Melvin signed a one-year, $6.5 million deal with the Raiders on Friday, the type of prove-it deal that could establish a big payday down this time next year. The 28-year old doesn’t consider that pressure. Melvin knowns another big year's on the way, one that proves he's an elite cornerback

"I’m here to dominate the league," Melvin said Friday in a conference call. "It might be time for some new faces at the cornerback position. That’s my take on that. I’m excited for it.”

Melvin wouldn’t trade his long road for a conventional path, and believes experience both good and bad has prepared him for a pivotal season.

“I’ve been cut four times,” Melvin said. “I’ve been in four different locker rooms, and I was able to gain my teammates’ trust, my coaches’ trust and the organization’s trust as well. My confidence just grows over time. There are not a lot of players that can say they’ve been cut four times and end up in a situation where I’m at today. Like I said, it’s perfect timing. My work ethic, my style of play and the way I approach the game and the way I approach my job, my business, it speaks for itself.”
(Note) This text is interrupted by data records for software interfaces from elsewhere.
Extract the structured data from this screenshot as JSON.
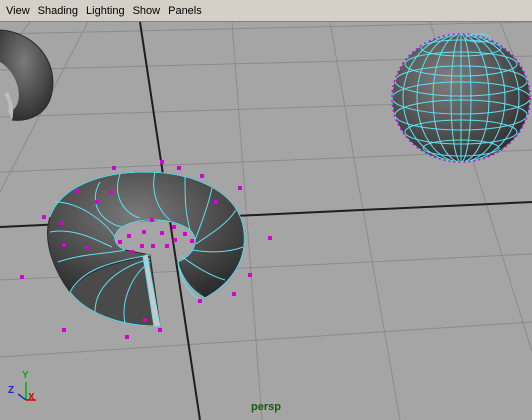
{
  "menubar": {
    "items": [
      {
        "label": "View"
      },
      {
        "label": "Shading"
      },
      {
        "label": "Lighting"
      },
      {
        "label": "Show"
      },
      {
        "label": "Panels"
      }
    ]
  },
  "viewport": {
    "camera": "persp",
    "axes": {
      "x": "X",
      "y": "Y",
      "z": "Z"
    },
    "objects": [
      "torus-partial",
      "torus-selected",
      "sphere-selected"
    ]
  },
  "colors": {
    "menubar_bg": "#d4d0c8",
    "viewport_bg": "#a5a5a5",
    "grid": "#8c8c8c",
    "grid_axis": "#1e1e1e",
    "selection_wire": "#5fe0f0",
    "component": "#d400d4",
    "camera_label": "#145a14",
    "axis_x": "#e00000",
    "axis_y": "#00b000",
    "axis_z": "#1a2ad0"
  }
}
Melvin’s work ethic is unquestioned. His reputation as a grinder is well documented, especially after establishing himself in Indianapolis. Commitment to a craft has created a player with consistent coverage and ball skills.

Melvin was excellent last year. According to Pro Football Focus, Melvin created an incomplete pass (combining passes defensed and interceptions) on 23.6 percent of his targets.

Passers had a 60.3 passer rating against him in 2017, with just 29 completions for 328 yards on 55 targets. The passer rating was 86.6 in 2016, his only other season as a regular starter.

The Raiders need that type of player on the outside. They’ve had inconsistent cornerback play (that’s being kind) in recent seasons, and are hoping Melvin provides stability at a key position. The Northern Illinois alum has loftier aspirations, individually and as the leader of a young position group.

“The goal is to be the best player I can be, first-team All-Pro,” Melvin said. “I’m going to show my leadership, help these young guys out this year. They have tons of potential to be successful in their own careers. For me coming in here and being the leader and showing that, hey, this is what it takes to be successful in this football league, that’s what I’m willing to do. That’s what I’m willing to bring to the table. On the football field, but outside as well.”

Paying $6.5 million for all that would be a bargain. Melvin’s the key acquisition in a secondary built around 2016 first-round safety Karl Joseph and 2017 first-round cornerback Gareon Conley. This secondary can be solid if those guys can realize potential and Melvin’s a true No. 1 cornerback.

He considers that title appropriate, and is ready to show he’s more that a one-year wonder. The Raiders have great confidence in Melvin, something clear after targeting him early in the free-agent process. Financing’s always a big factor, but Friday’s meeting with head coach Jon Gruden, defensive coordinator Paul Guenther and secondary coach Derrick Ansley convinced Melvin that Oakland’s a proper fit.

“I can relate to these guys,” Melvin said. “They have big plans for me, big plans for the organization. I was born to be a part of something special; that’s happening in Oakland. It was a good thing. We were able to get everything done, a deal done. I’m just excited to be here and I’m excited to see what the future holds for us as a team and me as a player.”